BEIRUT - Syrian troops battled army defectors Sunday in clashes that set several military vehicles ablaze. The fighting and other violence around the nation killed at least eight people, activists said.

For the first time, an act of violent protest against President Bashar al-Assad's regime spilled across the border into Jordan, where about a dozen Syrians attacked their embassy Sunday in the capital, Amman, injuring at least two diplomats and four other consulate employees.

The nine-month-old uprising against Syria's authoritarian president has grown more violent in recent months.

Opposition activists called for a general strike starting Sunday in a bid to squeeze the government and push it to stop its bloody crackdown. Assad has refused to buckle under Arab and international pressure to step down and has shown no sign of easing his crackdown.

Now, fighting between loyalist forces and defectors calling themselves the Free Syrian Army threatens to push the clash into civil war.

In one of Sunday's clashes, which took place before dawn in the northwestern town of Kfar Takharim, two of the military's armored vehicles were set ablaze, the British-based Syrian Observatory for Human Rights said.

Three other vehicles were burned in another clash near the southern village of Busra al-Harir, the group said. Similar battles took place in other parts of the south, said the Observatory and another activist group, the Local Coordination Committees.

The Observatory said two people were killed in the clash with defectors in Kfar Takharim. Two other people who went missing days ago were tortured to death in the central province of Homs, and one person was shot at a checkpoint in the southern province of Daraa, the group said.
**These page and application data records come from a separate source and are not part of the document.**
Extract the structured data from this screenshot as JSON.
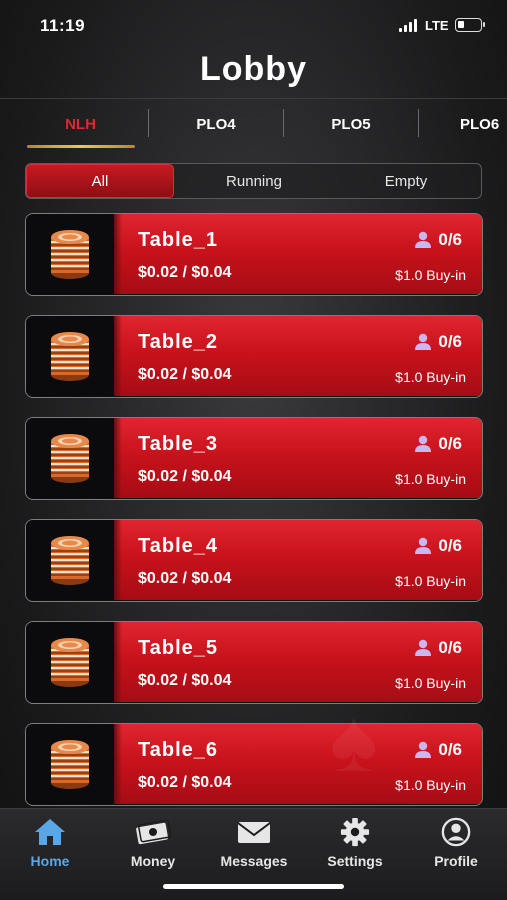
{
  "status": {
    "time": "11:19",
    "network": "LTE"
  },
  "header": {
    "title": "Lobby"
  },
  "game_tabs": [
    "NLH",
    "PLO4",
    "PLO5",
    "PLO6"
  ],
  "active_game_tab": "NLH",
  "filters": [
    "All",
    "Running",
    "Empty"
  ],
  "active_filter": "All",
  "tables": [
    {
      "name": "Table_1",
      "players": "0/6",
      "stakes": "$0.02 / $0.04",
      "buyin": "$1.0 Buy-in"
    },
    {
      "name": "Table_2",
      "players": "0/6",
      "stakes": "$0.02 / $0.04",
      "buyin": "$1.0 Buy-in"
    },
    {
      "name": "Table_3",
      "players": "0/6",
      "stakes": "$0.02 / $0.04",
      "buyin": "$1.0 Buy-in"
    },
    {
      "name": "Table_4",
      "players": "0/6",
      "stakes": "$0.02 / $0.04",
      "buyin": "$1.0 Buy-in"
    },
    {
      "name": "Table_5",
      "players": "0/6",
      "stakes": "$0.02 / $0.04",
      "buyin": "$1.0 Buy-in"
    },
    {
      "name": "Table_6",
      "players": "0/6",
      "stakes": "$0.02 / $0.04",
      "buyin": "$1.0 Buy-in"
    }
  ],
  "nav": {
    "home": "Home",
    "money": "Money",
    "messages": "Messages",
    "settings": "Settings",
    "profile": "Profile"
  },
  "colors": {
    "accent_red": "#e3262f",
    "card_red": "#c8121c",
    "active_nav_blue": "#5aa7e8",
    "tab_underline_gold": "#f2c451"
  },
  "icons": {
    "chip_stack": "chip-stack-icon",
    "player": "person-icon",
    "home": "home-icon",
    "money": "money-icon",
    "messages": "envelope-icon",
    "settings": "gear-icon",
    "profile": "profile-icon"
  }
}
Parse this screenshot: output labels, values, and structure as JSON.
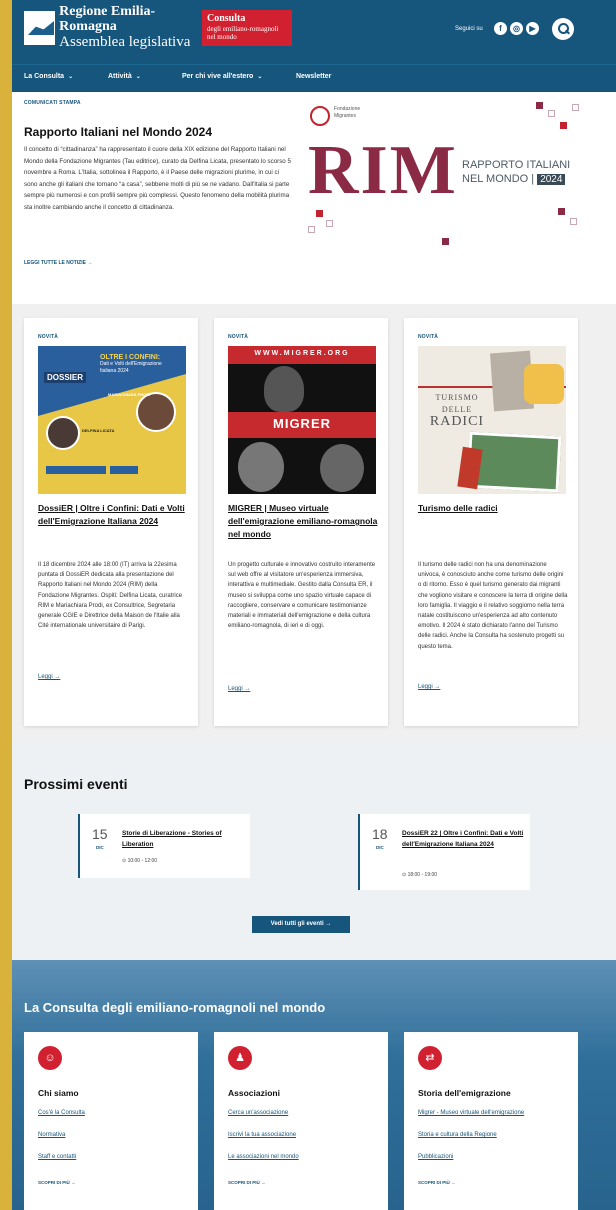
{
  "header": {
    "logo_line1": "Regione Emilia-Romagna",
    "logo_line2": "Assemblea legislativa",
    "badge_line1": "Consulta",
    "badge_line2": "degli emiliano-romagnoli",
    "badge_line3": "nel mondo",
    "follow_label": "Seguici su",
    "social": [
      "facebook-icon",
      "instagram-icon",
      "youtube-icon"
    ]
  },
  "nav": {
    "items": [
      {
        "label": "La Consulta",
        "has_menu": true
      },
      {
        "label": "Attività",
        "has_menu": true
      },
      {
        "label": "Per chi vive all'estero",
        "has_menu": true
      },
      {
        "label": "Newsletter",
        "has_menu": false
      }
    ],
    "chevron": "⌄"
  },
  "news": {
    "kicker": "COMUNICATI STAMPA",
    "title": "Rapporto Italiani nel Mondo 2024",
    "body": "Il concetto di “cittadinanza” ha rappresentato il cuore della XIX edizione del Rapporto Italiani nel Mondo della Fondazione Migrantes (Tau editrice), curato da Delfina Licata, presentato lo scorso 5 novembre a Roma. L'Italia, sottolinea il Rapporto, è il Paese delle migrazioni plurime, in cui ci sono anche gli italiani che tornano “a casa”, sebbene molti di più se ne vadano. Dall'Italia si parte sempre più numerosi e con profili sempre più complessi. Questo fenomeno della mobilità plurima sta inoltre cambiando anche il concetto di cittadinanza.",
    "link": "LEGGI TUTTE LE NOTIZIE →",
    "image": {
      "org_line1": "Fondazione",
      "org_line2": "Migrantes",
      "big": "RIM",
      "sub_line1": "RAPPORTO ITALIANI",
      "sub_line2": "NEL MONDO |",
      "year": "2024"
    }
  },
  "cards": [
    {
      "kicker": "NOVITÀ",
      "title": "DossiER | Oltre i Confini: Dati e Volti dell'Emigrazione Italiana 2024",
      "text": "Il 18 dicembre 2024 alle 18:00 (IT) arriva la 22esima puntata di DossiER dedicata alla presentazione del Rapporto Italiani nel Mondo 2024 (RIM) della Fondazione Migrantes. Ospiti: Delfina Licata, curatrice RIM e Mariachiara Prodi, ex Consultrice, Segretaria generale CGIE e Direttrice della Maison de l'Italie alla Cité internationale universitaire di Parigi.",
      "more": "Leggi →",
      "thumb": {
        "logo": "DOSSIER",
        "heading_line1": "OLTRE I CONFINI:",
        "heading_line2": "Dati e Volti dell'Emigrazione",
        "heading_line3": "Italiana 2024",
        "person_a": "DELFINA LICATA",
        "person_b": "MARIACHIARA PRODI"
      }
    },
    {
      "kicker": "NOVITÀ",
      "title": "MIGRER | Museo virtuale dell'emigrazione emiliano-romagnola nel mondo",
      "text": "Un progetto culturale e innovativo costruito interamente sul web offre al visitatore un'esperienza immersiva, interattiva e multimediale. Gestito dalla Consulta ER, il museo si sviluppa come uno spazio virtuale capace di raccogliere, conservare e comunicare testimonianze materiali e immateriali dell'emigrazione e della cultura emiliano-romagnola, di ieri e di oggi.",
      "more": "Leggi →",
      "thumb": {
        "site": "WWW.MIGRER.ORG",
        "logo": "MIGRER"
      }
    },
    {
      "kicker": "NOVITÀ",
      "title": "Turismo delle radici",
      "text": "Il turismo delle radici non ha una denominazione univoca, è conosciuto anche come turismo delle origini o di ritorno. Esso è quel turismo generato dai migranti che vogliono visitare e conoscere la terra di origine della loro famiglia. Il viaggio e il relativo soggiorno nella terra natale costituiscono un'esperienza ad alto contenuto emotivo. Il 2024 è stato dichiarato l'anno del Turismo delle radici. Anche la Consulta ha sostenuto progetti su questo tema.",
      "more": "Leggi →",
      "thumb": {
        "line1": "TURISMO",
        "line2": "DELLE",
        "line3": "RADICI"
      }
    }
  ],
  "events": {
    "title": "Prossimi eventi",
    "items": [
      {
        "day": "15",
        "month": "DIC",
        "title": "Storie di Liberazione - Stories of Liberation",
        "time": "⊙ 10:00 - 12:00"
      },
      {
        "day": "18",
        "month": "DIC",
        "title": "DossiER 22 | Oltre i Confini: Dati e Volti dell'Emigrazione Italiana 2024",
        "time": "⊙ 18:00 - 19:00"
      }
    ],
    "button": "Vedi tutti gli eventi →"
  },
  "consulta": {
    "title": "La Consulta degli emiliano-romagnoli nel mondo",
    "cards": [
      {
        "icon": "people-icon",
        "glyph": "☺",
        "heading": "Chi siamo",
        "links": [
          "Cos'è la Consulta",
          "Normativa",
          "Staff e contatti"
        ],
        "discover": "SCOPRI DI PIÙ →"
      },
      {
        "icon": "associations-icon",
        "glyph": "♟",
        "heading": "Associazioni",
        "links": [
          "Cerca un'associazione",
          "Iscrivi la tua associazione",
          "Le associazioni nel mondo"
        ],
        "discover": "SCOPRI DI PIÙ →"
      },
      {
        "icon": "emigration-icon",
        "glyph": "⇄",
        "heading": "Storia dell'emigrazione",
        "links": [
          "Migrer - Museo virtuale dell'emigrazione",
          "Storia e cultura della Regione",
          "Pubblicazioni"
        ],
        "discover": "SCOPRI DI PIÙ →"
      }
    ]
  },
  "colors": {
    "brand_blue": "#16557c",
    "accent_red": "#d1202f",
    "frame_yellow": "#d9b23c"
  }
}
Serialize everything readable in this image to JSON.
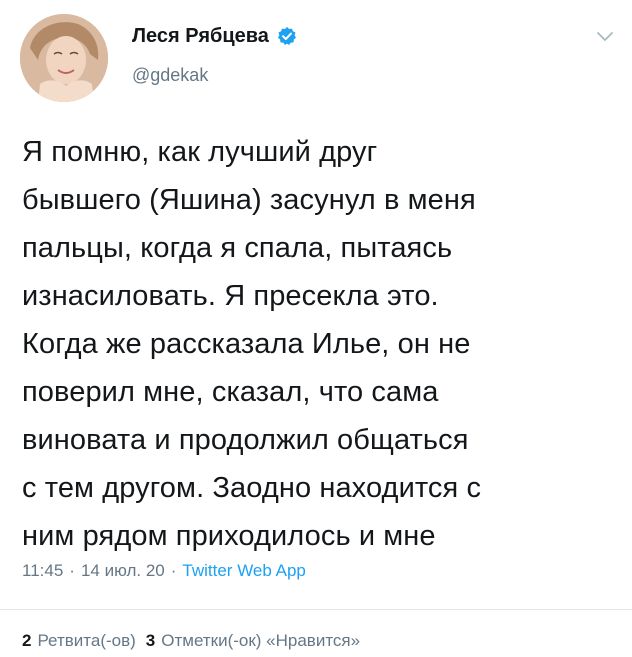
{
  "tweet": {
    "author": {
      "display_name": "Леся Рябцева",
      "handle": "@gdekak",
      "verified": true
    },
    "text": "Я помню, как лучший друг\nбывшего (Яшина) засунул в меня\nпальцы, когда я спала, пытаясь\nизнасиловать. Я пресекла это.\nКогда же рассказала Илье, он не\nповерил мне, сказал, что сама\nвиновата и продолжил общаться\nс тем другом. Заодно находится с\nним рядом приходилось и мне",
    "meta": {
      "time": "11:45",
      "date": "14 июл. 20",
      "separator": "·",
      "source": "Twitter Web App"
    },
    "stats": {
      "retweets_count": "2",
      "retweets_label": "Ретвита(-ов)",
      "likes_count": "3",
      "likes_label": "Отметки(-ок) «Нравится»"
    }
  },
  "colors": {
    "text": "#14171a",
    "secondary": "#657786",
    "accent": "#1da1f2",
    "divider": "#e1e8ed"
  },
  "icons": {
    "verified": "verified-badge-icon",
    "menu": "chevron-down-icon"
  }
}
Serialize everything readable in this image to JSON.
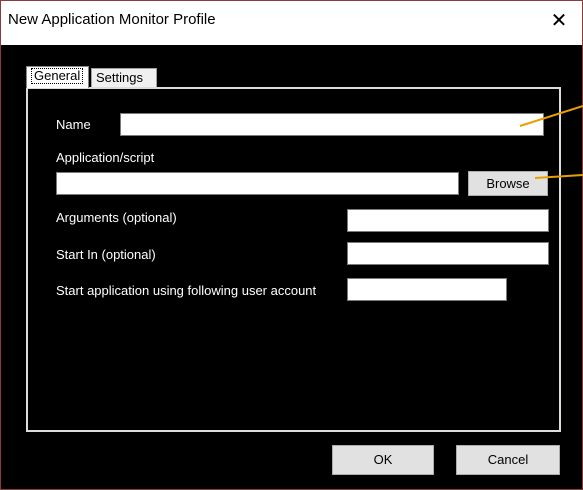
{
  "window": {
    "title": "New Application Monitor Profile",
    "close_label": "✕"
  },
  "tabs": [
    {
      "label": "General",
      "selected": true
    },
    {
      "label": "Settings",
      "selected": false
    }
  ],
  "form": {
    "name_label": "Name",
    "name_value": "",
    "app_label": "Application/script",
    "app_value": "",
    "browse_label": "Browse",
    "args_label": "Arguments (optional)",
    "args_value": "",
    "startin_label": "Start In (optional)",
    "startin_value": "",
    "account_label": "Start application using following user account",
    "account_value": ""
  },
  "buttons": {
    "ok_label": "OK",
    "cancel_label": "Cancel"
  },
  "colors": {
    "callout": "#e8a000",
    "background": "#000000",
    "field": "#ffffff"
  },
  "icons": {
    "close": "close-icon"
  }
}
The group also said that two people were killed in Homs, and the body of another person who had been missing for days was found Sunday. Two people were killed in the Damascus suburb of Douma, and another person in Hama in central Syria.

The LCC put Sunday's death toll at 18. It was impossible to resolve the discrepancy or to independently verify either death count. Syria has banned most foreign journalists and prevented local reporters from moving freely.

On Monday, Syrians are scheduled to vote in municipal elections for the country's 14 provinces, the first test of reforms by Assad since the uprising began.